§ Stored data entries:
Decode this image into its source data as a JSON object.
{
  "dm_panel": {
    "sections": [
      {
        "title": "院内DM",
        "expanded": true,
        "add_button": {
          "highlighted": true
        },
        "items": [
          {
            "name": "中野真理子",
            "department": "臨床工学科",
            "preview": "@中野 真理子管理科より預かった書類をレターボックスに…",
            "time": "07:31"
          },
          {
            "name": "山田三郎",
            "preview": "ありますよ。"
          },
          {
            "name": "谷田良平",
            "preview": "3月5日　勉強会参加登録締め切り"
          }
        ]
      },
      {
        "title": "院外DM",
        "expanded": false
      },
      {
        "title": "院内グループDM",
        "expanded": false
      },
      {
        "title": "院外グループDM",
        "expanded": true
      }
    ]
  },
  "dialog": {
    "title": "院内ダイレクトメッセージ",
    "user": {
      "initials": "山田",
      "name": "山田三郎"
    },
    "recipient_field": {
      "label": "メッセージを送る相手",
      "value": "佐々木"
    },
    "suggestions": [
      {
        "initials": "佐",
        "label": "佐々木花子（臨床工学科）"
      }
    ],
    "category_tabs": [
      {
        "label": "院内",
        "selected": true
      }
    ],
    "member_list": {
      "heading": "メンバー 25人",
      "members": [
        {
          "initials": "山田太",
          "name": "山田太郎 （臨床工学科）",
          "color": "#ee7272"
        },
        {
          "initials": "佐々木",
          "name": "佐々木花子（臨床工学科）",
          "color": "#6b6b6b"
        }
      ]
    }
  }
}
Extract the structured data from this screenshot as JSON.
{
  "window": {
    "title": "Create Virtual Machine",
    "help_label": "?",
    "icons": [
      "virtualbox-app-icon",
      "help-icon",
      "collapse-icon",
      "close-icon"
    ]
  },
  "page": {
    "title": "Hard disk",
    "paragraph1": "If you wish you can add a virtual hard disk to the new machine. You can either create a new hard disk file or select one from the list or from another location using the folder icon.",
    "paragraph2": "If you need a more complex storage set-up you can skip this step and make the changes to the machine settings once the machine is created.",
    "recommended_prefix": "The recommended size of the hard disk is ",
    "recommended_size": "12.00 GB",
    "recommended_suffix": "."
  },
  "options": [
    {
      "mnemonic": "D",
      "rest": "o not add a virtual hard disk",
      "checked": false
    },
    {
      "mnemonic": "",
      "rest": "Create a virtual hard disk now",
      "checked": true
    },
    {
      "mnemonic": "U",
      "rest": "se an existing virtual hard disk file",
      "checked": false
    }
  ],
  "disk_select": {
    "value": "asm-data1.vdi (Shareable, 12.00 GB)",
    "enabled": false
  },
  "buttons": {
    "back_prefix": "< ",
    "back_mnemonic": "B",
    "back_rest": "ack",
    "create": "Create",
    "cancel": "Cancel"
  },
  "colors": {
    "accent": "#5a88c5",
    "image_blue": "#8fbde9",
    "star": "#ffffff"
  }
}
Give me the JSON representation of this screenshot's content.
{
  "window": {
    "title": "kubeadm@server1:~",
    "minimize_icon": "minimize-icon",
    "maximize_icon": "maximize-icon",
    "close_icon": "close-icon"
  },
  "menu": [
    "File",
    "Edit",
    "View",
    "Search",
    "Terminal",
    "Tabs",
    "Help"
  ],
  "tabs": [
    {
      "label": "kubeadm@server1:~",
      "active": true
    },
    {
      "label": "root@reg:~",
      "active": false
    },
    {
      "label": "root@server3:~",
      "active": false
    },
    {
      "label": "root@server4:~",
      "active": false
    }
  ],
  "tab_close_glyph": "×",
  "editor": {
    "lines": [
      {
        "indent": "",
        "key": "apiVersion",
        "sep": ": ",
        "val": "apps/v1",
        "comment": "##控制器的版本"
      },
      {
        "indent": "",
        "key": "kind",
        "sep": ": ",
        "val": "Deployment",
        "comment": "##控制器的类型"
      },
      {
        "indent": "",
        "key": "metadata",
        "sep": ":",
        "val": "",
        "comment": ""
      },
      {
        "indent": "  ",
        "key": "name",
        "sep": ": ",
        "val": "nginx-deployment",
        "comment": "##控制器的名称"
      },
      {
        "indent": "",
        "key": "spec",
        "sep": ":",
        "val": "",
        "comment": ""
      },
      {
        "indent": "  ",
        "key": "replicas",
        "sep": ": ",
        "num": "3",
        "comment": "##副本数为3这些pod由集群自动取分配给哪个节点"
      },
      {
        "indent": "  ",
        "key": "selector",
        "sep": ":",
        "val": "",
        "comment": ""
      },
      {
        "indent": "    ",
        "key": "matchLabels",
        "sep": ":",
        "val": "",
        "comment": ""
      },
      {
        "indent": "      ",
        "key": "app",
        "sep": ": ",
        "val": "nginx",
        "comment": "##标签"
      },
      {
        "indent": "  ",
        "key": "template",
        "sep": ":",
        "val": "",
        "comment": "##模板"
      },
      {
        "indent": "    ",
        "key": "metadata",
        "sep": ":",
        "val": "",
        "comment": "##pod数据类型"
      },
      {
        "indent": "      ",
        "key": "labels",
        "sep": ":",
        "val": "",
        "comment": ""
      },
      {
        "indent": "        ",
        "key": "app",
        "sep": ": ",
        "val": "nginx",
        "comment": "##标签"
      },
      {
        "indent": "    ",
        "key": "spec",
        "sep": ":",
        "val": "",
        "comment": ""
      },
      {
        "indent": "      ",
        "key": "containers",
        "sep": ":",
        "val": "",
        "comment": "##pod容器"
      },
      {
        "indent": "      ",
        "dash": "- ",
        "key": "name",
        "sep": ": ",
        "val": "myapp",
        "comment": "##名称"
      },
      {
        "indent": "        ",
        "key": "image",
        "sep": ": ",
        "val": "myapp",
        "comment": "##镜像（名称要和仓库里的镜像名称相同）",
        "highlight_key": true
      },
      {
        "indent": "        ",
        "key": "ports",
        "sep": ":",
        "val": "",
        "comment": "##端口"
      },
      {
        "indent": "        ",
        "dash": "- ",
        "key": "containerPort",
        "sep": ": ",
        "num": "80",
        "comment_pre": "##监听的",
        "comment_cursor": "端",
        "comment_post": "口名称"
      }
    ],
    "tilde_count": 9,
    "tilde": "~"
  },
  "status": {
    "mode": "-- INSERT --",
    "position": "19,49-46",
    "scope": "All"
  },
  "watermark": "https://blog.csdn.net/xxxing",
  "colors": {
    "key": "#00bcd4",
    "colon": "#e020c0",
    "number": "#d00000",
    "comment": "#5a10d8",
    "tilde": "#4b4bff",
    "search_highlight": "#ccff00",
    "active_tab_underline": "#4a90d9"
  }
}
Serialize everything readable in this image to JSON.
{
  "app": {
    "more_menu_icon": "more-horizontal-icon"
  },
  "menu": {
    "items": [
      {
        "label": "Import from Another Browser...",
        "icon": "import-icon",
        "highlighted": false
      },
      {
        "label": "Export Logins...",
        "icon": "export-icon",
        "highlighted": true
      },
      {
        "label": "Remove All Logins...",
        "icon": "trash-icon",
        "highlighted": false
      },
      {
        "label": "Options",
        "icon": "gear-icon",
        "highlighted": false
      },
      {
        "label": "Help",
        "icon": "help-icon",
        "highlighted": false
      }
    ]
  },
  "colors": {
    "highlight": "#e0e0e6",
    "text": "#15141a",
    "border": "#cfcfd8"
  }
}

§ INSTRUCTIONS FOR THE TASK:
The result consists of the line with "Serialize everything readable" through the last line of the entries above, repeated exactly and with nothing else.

§ WRITTEN REPLY:
Serialize everything readable in this image to JSON.
{
  "app": {
    "more_menu_icon": "more-horizontal-icon"
  },
  "menu": {
    "items": [
      {
        "label": "Import from Another Browser...",
        "icon": "import-icon",
        "highlighted": false
      },
      {
        "label": "Export Logins...",
        "icon": "export-icon",
        "highlighted": true
      },
      {
        "label": "Remove All Logins...",
        "icon": "trash-icon",
        "highlighted": false
      },
      {
        "label": "Options",
        "icon": "gear-icon",
        "highlighted": false
      },
      {
        "label": "Help",
        "icon": "help-icon",
        "highlighted": false
      }
    ]
  },
  "colors": {
    "highlight": "#e0e0e6",
    "text": "#15141a",
    "border": "#cfcfd8"
  }
}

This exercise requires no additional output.